- Exercise requirements
Across the listing below, count the lines holding "label". State the number and nothing more.

- Working data
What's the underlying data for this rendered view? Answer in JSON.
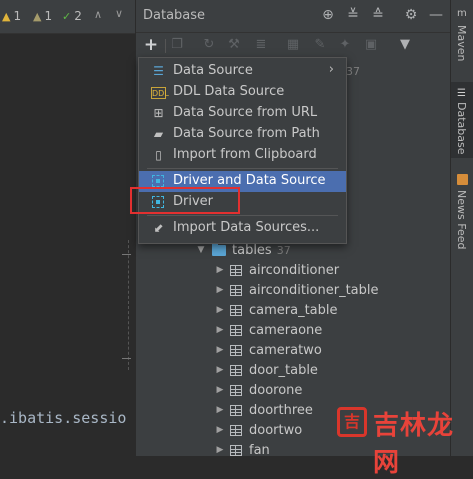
{
  "editor": {
    "inspections": [
      {
        "icon": "warning-icon",
        "count": "1"
      },
      {
        "icon": "weak-warning-icon",
        "count": "1"
      },
      {
        "icon": "check-icon",
        "count": "2"
      }
    ],
    "code_fragment": ".ibatis.sessio"
  },
  "database_panel": {
    "title": "Database",
    "header_icons": [
      "target-icon",
      "expand-all-icon",
      "collapse-all-icon",
      "settings-icon",
      "hide-icon"
    ],
    "toolbar_icons": [
      "add-icon",
      "copy-icon",
      "refresh-icon",
      "properties-icon",
      "schema-icon",
      "table-icon",
      "edit-icon",
      "jump-icon",
      "console-icon",
      "filter-icon"
    ],
    "behind_popup_count": "37",
    "tree": {
      "folder": {
        "label": "tables",
        "count": "37"
      },
      "tables": [
        "airconditioner",
        "airconditioner_table",
        "camera_table",
        "cameraone",
        "cameratwo",
        "door_table",
        "doorone",
        "doorthree",
        "doortwo",
        "fan"
      ]
    }
  },
  "popup_menu": {
    "items": [
      {
        "icon": "data-source-icon",
        "label": "Data Source",
        "submenu": "›"
      },
      {
        "icon": "ddl-icon",
        "label": "DDL Data Source"
      },
      {
        "icon": "url-icon",
        "label": "Data Source from URL"
      },
      {
        "icon": "folder-icon",
        "label": "Data Source from Path"
      },
      {
        "icon": "clipboard-icon",
        "label": "Import from Clipboard"
      },
      {
        "icon": "driver-icon",
        "label": "Driver and Data Source",
        "selected": true
      },
      {
        "icon": "driver-icon",
        "label": "Driver"
      },
      {
        "icon": "import-icon",
        "label": "Import Data Sources..."
      }
    ]
  },
  "right_stripe": {
    "tabs": [
      {
        "label": "Maven",
        "icon": "maven-icon"
      },
      {
        "label": "Database",
        "icon": "database-icon",
        "active": true
      },
      {
        "label": "News Feed",
        "icon": "news-icon"
      }
    ]
  },
  "watermark": {
    "text": "吉林龙网"
  }
}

- Response to this task
12